Without sound, the video eliminates the emotions of the individual actors: the officers’ breathless rage, alternating with almost bored indifference to the man they are beating. Lacking the frantic, jerky motion of police body-camera footage — the lamppost video was recorded by an automated security camera fixed to a street pole — it conceals the moment-by-moment escalation of a traffic stop into what prosecutors argue was second-degree murder by police.
By avoiding the drama, we seem to get more of the facts. But that’s not true, because the sounds captured on the other videos — the shouting, the contradictory orders, Nichols’s calls for his mother — are essential facts, too.
What the video’s sterile, bird’s-eye view makes starkly clear is that the officers acted collectively. They rushed in to strike and kick a thin young man like a broken puppet. It reveals the cruelty as brazen, gratuitous and unnecessary. And more than anything else seen on these obscene videos of authoritarian officers recklessly abusing their power, it makes the case for radical reform of the nation’s police. As officers swarm around a man who can barely hold himself upright, as they join, leave and rejoin the melee they alone are perpetrating, the message is painfully clear: More cops means more chaos, more violence, more death. There is no law and order here, just cops.
It was demoralizing to make yesterday’s appointment with the ugly news, which appeared on YouTube, television and seemingly everywhere simultaneously. No one should have to watch this, and no one should have to experience it. Here was yet another killing after the murder of George Floyd in 2020, after the failure in Congress of a police reform bill, after years of inaction and indifference.
The Memphis police made the right decision to let the public see what their officers did. Withholding it would have only exacerbated the profound distrust the people of Memphis must now feel for the officers supposedly sworn to protect them. The images will be inconceivably painful for the Nichols family. A once vibrant young man is seen in agony, his independence and autonomy stripped away, his whole being reduced to excruciating calls for his first protector, his mother, RowVaughn Wells, who has been grieving him in public with superhuman dignity.
The videos violate Nichols’s privacy at the most fundamental level, but that violation began with the officers who pulled him over for what they said was reckless driving. The harder question was whether to watch them, and perhaps participate in that violation. Not watching felt like complacency, an extension of the willful blindness to police brutality.

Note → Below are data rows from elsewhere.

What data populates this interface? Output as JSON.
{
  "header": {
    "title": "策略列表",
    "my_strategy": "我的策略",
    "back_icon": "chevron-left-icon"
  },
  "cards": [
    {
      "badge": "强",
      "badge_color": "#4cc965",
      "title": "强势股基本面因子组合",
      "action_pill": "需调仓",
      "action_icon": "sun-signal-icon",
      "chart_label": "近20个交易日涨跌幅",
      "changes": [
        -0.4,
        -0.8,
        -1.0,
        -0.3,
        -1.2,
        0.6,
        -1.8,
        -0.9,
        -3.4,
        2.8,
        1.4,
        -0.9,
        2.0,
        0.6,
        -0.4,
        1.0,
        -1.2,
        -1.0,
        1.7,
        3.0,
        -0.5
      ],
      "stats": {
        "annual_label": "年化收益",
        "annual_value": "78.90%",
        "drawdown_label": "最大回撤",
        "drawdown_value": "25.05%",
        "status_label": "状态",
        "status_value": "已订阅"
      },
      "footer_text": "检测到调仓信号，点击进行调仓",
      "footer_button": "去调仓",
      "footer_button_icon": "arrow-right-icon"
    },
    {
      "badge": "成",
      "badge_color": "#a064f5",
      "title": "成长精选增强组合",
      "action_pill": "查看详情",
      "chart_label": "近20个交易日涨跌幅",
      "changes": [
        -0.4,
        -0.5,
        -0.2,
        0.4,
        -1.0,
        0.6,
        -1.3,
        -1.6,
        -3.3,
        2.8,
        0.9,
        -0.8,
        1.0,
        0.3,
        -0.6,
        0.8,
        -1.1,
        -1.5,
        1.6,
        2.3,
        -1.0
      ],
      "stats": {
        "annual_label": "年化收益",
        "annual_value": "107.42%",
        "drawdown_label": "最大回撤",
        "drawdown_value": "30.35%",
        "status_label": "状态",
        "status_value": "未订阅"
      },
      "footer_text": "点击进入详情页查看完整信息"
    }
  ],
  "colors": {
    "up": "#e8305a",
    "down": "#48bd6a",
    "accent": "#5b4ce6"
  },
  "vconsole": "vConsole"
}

If we refuse to see and acknowledge what is happening across this country, then how can we possibly change?
But merely watching accomplishes nothing. At times yesterday, it felt as if the mechanics of our entertainment culture were governing our responses. There was an hour fixed on the day’s calendar for the video’s release, which built anticipation; and there was the promise by those who had already seen the tapes that they were extraordinarily awful. By midafternoon, it felt like the evening would be filled with “must-see” television, and where in that spectacle would we find the humanity of Tyre Nichols?
In this context, the noise and clamoring of the media, the fusillade of poisonous opinion mongering, the silence of the lamppost video felt almost sacral. If we must watch such terrible things, we must watch with purpose, with humility, with sadness that transcends sentiment and anger that transcends futile rage. In the presence of great suffering, we must have the decency to be silent and receptive to truths we might otherwise resist — about ourselves, about America, about humanity.
And yet we have already seen these things, heard these truths, faced these facts, again and again and again. There is no one right way to watch these videos, because there is no one right response to these events. What happened to Tyre Nichols demands we mobilize in myriad ways, not just to reform the police and minimize their encounters with the public, but to dismantle the reflexive deference to authoritarianism, the sufferance of toxic masculinity, the valorizing of rage and anger in public life. To profoundly change our culture.
For that, you must move past the silence of the lamppost video and listen to the voices in the other recordings. They are full of rage, but also a sense of grievance, as if the officers are personally affronted by the life and hope still left in a man under their control. The volume and speed of their shouting drives the violence from which they are supposedly sworn to defend us. If you can make no sense of the orders the officers shout at Nichols, imagine being him in that moment. You can see from the footage that Nichols knows what is happening. He may be in disbelief, but he knows he is trapped in the officers’ chaos.
And then it stops, and a destroyed body lies propped against a police car. Now, there is just a long wait for an ambulance (another sign of this country’s systemic brokenness) and voices talking casually as if nothing had happened to Nichols. Off-screen, three days later, came news of his death.
It might seem as if the violence came out of nowhere, as if some dark spirit was visited upon Nichols and the officers who brutalized him, just one of those things that happens almost every day on a street corner in a suburban neighborhood of Everytown, U.S.A., unknowable and irreconcilable with who we think we are.
It is indeed an all too everyday occurrence. But bad apples and rogue officers in Scorpion units (who thinks this an acceptable acronym?) don’t explain what we have seen and heard. This is systemic, the crisis is urgent, and too many people — Black people, Brown people, poor people and people with broken taillights — are in imminent danger. On Jan. 7, 2023, there was no thin blue line in Memphis, just a small blue mob.